By Valerie Volcovici and Kenny Bahr
ST. LOUIS (Reuters) - Hundreds of protesters poured into St. Louis' streets and some scuffles broke out as they voiced their anger after a Missouri judge on Friday ruled a white former St. Louis police officer was not guilty of murder in the 2011 shooting of a black man.
With the National Guard on standby in case of violence, authorities appealed to protesters to march peacefully in a state where racially charged clashes in the nearby city of Ferguson spawned the Black Lives Matter movement in 2014.
Police said a few protesters threw rocks and water bottles, while witnesses and video showed officers used pepper spray on at least five people about a block from the courthouse. About 50 riot police were on hand, blocking a ramp to a nearby highway.
Jason Stockley, 36, was acquitted of first-degree murder for killing Anthony Lamar Smith, 24. The former policeman, who was arrested in May 2016, was accused of planting a gun in Smith's car but testified he acted in self-defense.
After the verdict, about 600 protesters marched in downtown St. Louis, chanting "No justice, no peace" and "Hey hey! Ho ho! These killer cops have got to go!"
Some protesters held signs that read "Black Lives Matter" and "No more racist killer cops." Others said they planned to move the protest later in the evening to the city's popular restaurant neighborhood, the Central West End.
"I’m sad, I’m hurt, I’m mad,” the Reverend Clinton Stancil of the Wayman AME Church in St. Louis said by telephone. “We haven’t made any progress since Ferguson, that’s clear. Cops can still kill us with impunity."
Mayor Lyda Krewson and Governor Eric Greitens, who put the National Guard on standby, appealed for calm. Local schools closed early and businesses shut down.
"Frustration, anger, hurt, pain, hope and love all intermingle," Krewson said in a statement. "I encourage St. Louisans to show each other compassion."
Al Watkins, an attorney for the mother of Smith's daughter, Christina Wilson, said his client was appalled by the decision. He said the ruling showed prejudice, pointing to a line where the judge wrote that an "urban heroin dealer" without a weapon would be an anomaly.
Judge Timothy Wilson's highly anticipated ruling was announced more than five weeks after the bench trial ended.
"This court, as a trier of fact, is simply not firmly convinced of defendant's guilt," he wrote in his ruling.

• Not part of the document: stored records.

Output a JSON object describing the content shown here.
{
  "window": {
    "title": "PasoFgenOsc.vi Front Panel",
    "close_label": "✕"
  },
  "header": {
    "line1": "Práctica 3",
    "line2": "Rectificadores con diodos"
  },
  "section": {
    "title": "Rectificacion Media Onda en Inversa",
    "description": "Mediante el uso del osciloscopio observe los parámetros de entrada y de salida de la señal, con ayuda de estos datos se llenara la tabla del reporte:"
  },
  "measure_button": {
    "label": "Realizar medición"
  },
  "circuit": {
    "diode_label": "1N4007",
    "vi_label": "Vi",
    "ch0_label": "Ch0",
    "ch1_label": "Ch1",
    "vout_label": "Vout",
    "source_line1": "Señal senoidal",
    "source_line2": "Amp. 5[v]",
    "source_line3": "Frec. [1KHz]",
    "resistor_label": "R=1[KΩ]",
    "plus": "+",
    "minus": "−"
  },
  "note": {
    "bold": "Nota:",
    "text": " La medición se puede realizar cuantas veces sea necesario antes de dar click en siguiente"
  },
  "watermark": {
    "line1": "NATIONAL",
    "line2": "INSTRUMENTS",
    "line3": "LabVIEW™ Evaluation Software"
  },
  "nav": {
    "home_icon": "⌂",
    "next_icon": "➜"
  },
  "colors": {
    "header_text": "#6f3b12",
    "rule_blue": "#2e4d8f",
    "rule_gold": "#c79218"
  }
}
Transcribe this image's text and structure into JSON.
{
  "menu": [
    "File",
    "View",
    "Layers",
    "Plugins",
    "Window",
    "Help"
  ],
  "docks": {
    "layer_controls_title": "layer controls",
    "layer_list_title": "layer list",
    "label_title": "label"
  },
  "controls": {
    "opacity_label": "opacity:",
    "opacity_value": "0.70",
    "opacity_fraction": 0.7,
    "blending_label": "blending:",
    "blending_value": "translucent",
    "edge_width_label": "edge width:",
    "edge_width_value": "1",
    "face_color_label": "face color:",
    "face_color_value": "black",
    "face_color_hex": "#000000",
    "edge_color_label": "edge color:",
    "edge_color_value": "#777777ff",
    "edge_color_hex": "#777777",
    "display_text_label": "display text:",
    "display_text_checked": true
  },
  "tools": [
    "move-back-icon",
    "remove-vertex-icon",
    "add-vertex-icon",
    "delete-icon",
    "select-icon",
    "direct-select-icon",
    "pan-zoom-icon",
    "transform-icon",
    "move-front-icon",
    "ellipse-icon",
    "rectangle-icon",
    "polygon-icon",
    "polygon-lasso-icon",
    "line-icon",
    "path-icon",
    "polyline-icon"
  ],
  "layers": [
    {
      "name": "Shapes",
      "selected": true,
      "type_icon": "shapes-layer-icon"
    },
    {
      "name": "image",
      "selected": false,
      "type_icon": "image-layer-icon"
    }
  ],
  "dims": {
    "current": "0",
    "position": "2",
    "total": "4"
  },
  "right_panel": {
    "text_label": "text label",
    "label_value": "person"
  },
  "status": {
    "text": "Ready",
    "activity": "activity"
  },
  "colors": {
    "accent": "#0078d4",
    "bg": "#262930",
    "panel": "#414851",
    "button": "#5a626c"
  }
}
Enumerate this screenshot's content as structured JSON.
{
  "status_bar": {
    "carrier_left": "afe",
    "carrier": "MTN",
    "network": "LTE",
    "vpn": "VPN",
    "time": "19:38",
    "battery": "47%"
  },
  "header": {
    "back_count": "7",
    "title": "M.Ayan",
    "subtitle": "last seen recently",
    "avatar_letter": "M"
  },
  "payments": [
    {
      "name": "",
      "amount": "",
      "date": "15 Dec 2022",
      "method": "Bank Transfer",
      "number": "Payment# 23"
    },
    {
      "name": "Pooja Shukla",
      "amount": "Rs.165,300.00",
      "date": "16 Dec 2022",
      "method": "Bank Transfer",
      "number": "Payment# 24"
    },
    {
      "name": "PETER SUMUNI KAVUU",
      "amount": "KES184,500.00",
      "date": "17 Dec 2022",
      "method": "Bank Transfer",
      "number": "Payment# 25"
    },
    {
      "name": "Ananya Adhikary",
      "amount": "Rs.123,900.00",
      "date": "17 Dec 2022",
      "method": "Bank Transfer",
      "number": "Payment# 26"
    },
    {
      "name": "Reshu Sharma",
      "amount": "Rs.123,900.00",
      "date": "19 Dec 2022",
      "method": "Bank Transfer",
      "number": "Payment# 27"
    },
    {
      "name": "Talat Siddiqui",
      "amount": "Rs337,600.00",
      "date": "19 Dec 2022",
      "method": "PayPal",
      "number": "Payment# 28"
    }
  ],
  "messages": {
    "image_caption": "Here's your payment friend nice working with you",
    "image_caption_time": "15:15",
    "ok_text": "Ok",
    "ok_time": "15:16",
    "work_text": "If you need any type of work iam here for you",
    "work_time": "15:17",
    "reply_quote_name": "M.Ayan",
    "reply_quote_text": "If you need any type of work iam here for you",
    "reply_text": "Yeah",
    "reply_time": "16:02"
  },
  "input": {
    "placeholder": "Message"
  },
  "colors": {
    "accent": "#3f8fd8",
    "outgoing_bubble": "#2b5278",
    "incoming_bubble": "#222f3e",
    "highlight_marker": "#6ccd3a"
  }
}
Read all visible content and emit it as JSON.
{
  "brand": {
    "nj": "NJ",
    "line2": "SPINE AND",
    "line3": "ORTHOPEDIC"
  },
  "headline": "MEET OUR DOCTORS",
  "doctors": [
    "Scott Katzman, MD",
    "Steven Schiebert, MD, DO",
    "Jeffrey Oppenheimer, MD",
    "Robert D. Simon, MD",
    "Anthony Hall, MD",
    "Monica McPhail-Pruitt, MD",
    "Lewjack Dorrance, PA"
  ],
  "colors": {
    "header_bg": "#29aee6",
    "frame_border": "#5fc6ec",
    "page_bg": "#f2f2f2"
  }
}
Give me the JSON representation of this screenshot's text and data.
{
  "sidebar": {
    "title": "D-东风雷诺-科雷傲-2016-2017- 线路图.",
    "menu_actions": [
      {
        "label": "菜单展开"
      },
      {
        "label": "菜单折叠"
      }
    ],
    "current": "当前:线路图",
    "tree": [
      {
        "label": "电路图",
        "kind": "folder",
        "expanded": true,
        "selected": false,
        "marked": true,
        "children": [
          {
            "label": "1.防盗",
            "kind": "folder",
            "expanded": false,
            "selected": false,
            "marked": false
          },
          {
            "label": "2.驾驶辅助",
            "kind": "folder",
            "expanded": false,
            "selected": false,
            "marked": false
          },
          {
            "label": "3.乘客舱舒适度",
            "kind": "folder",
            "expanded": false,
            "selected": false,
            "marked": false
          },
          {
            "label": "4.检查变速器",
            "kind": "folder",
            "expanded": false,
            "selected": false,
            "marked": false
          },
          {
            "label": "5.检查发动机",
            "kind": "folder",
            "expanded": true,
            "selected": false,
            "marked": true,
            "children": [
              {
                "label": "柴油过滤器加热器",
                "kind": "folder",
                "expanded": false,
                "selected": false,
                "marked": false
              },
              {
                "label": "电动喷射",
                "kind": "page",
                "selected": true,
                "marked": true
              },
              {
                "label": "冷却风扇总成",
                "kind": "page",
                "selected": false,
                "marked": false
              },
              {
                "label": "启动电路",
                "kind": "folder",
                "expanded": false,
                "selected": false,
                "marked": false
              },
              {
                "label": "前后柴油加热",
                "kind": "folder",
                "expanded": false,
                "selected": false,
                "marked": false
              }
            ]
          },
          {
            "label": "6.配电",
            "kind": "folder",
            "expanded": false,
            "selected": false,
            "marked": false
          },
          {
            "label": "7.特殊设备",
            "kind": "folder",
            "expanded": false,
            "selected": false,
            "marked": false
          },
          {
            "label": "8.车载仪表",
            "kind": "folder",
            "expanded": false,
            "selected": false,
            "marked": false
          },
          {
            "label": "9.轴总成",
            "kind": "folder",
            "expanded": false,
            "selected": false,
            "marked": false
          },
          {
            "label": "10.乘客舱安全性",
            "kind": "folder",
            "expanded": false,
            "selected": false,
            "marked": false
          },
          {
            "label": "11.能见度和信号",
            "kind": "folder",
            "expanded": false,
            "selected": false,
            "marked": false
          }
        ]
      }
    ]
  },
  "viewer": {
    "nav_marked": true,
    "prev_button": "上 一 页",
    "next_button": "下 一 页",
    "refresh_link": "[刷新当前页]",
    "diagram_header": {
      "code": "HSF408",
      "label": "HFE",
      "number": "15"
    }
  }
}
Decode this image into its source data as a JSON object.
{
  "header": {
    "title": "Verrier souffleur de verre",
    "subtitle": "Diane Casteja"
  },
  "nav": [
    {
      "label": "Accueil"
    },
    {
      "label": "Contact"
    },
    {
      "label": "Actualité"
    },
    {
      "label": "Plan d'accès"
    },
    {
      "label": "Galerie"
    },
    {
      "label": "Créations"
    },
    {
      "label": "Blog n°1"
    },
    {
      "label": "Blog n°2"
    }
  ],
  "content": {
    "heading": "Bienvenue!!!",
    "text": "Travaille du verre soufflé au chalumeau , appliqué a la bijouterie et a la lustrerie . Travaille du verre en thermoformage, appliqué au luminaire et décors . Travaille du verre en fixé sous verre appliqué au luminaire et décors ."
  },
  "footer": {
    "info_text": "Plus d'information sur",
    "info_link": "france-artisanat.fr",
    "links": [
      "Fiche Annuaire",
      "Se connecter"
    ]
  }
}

Wilson said prosecutors also asked the court to consider a lesser degree of homicide but they did not prove beyond a reasonable doubt that Stockley's use of deadly force was not justified in self-defense.
Stockley's attorney, Neil Bruntrager, said the ex-officer on Friday was relieved and would seek to rebuild his life. “It’s been a long road for him,” Bruntrager said.
'THIS AIN'T RIGHT'
In recent years grand juries have declined to charge officers involved in the 2014 fatal shooting of Michael Brown, 18, which set of nights of violent protest in Ferguson, and the choking death of Eric Garner, 43, in New York. Baltimore police officers also were not convicted in the case of Freddie Gray, who died from a broken neck suffered in a police van in 2015.
Brown's father, Michael Brown Sr., voiced his frustration after Friday's verdict.
"You all know this ain't right and you all continue to do this to us," he told a St. Louis Fox television station. "Like we don't mean nothing, like we're rats, trash, dogs in the streets. Right now, I'm praying for my city because my people are tired of this."
Prosecutor Kimberly Gardner said she was disappointed with the verdict and called on protesters to avoid violence.
“I understand the verdict has created anger and frustration for many in our community," she told reporters at the courthouse. "I am frustrated as well. Destruction of our community is not the answer."
Smith tried to flee from Stockley on Dec. 20, 2011, following an alleged drug deal, authorities said. During the pursuit, Stockley could be heard saying on an internal police car video he was going to kill Smith, prosecutors said.
At Stockley's direction, the driver of the police car slammed into Smith's vehicle and they came to a stop, court documents said. Stockley then approached Smith's car and shot him five times with his service weapon.
Stockley's lawyers said he fired in self-defense, believing Smith was reaching for a gun. But prosecutors said the only gun recovered from the scene had only Stockley's DNA on it.
Stockley waived his right to a jury trial, allowing the judge to decide. He left the St. Louis Metropolitan Police Department in 2013 and was arrested last year.
Smith's family settled a lawsuit against the city for $900,000 in 2013, Watkins said.
(Additional reporting by Suzannah Gonzales in Chicago; Chris Kenning in Louisville, Kentucky; and Gina Cherelus in New York; Writing by Ben Klayman; Editing by Bill Trott and Lisa Shumaker)